Count the lines of the data below that include the string "JSON", and provide nothing but the result.

════════════════════

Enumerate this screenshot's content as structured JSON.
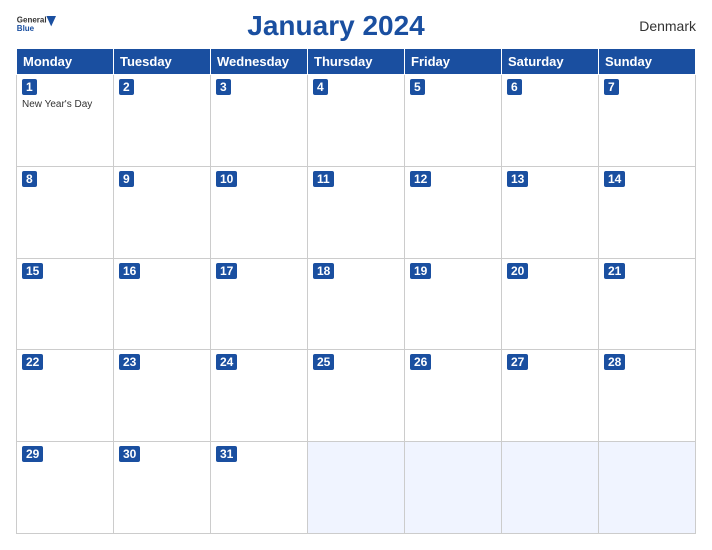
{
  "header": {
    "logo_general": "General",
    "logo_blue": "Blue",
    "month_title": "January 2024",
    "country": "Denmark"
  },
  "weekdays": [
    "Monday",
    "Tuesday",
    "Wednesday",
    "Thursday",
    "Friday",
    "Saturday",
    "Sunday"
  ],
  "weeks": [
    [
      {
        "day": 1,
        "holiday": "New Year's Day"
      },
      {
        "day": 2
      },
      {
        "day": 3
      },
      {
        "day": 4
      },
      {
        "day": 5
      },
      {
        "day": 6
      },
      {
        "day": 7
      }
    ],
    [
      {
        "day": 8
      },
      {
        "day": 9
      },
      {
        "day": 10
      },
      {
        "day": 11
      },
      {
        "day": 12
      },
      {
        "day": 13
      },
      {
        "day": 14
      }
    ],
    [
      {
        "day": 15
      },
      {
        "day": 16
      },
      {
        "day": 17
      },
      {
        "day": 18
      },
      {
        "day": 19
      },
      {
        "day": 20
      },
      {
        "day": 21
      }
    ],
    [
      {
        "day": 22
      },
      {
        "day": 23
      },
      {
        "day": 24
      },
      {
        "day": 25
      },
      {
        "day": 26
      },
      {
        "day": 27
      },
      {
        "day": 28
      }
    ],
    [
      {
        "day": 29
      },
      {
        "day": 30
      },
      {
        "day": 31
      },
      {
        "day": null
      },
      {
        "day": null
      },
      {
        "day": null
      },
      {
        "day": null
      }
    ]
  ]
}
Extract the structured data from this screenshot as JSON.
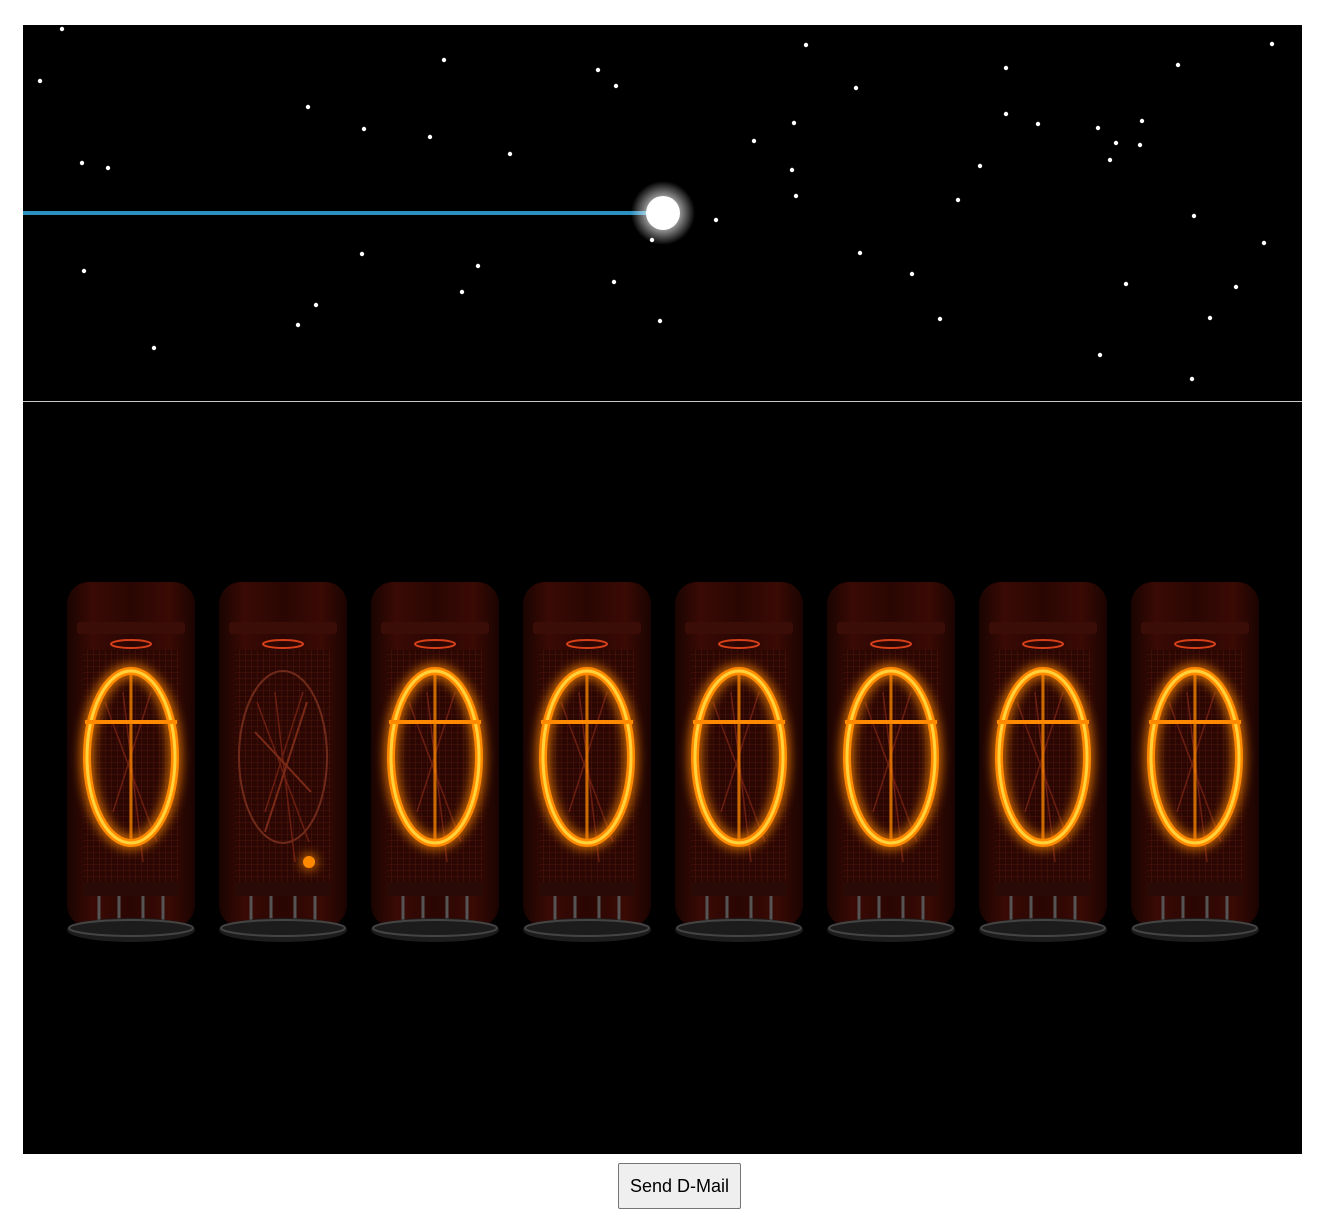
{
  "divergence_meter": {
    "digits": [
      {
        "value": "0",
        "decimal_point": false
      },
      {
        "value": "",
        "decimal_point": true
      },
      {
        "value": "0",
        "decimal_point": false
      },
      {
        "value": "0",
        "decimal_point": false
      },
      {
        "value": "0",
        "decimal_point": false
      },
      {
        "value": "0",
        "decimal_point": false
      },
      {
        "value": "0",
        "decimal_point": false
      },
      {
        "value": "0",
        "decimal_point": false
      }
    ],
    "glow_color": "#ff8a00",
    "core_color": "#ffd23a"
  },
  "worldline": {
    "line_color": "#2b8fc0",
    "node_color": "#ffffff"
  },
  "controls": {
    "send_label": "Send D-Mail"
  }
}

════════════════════

- Written response
2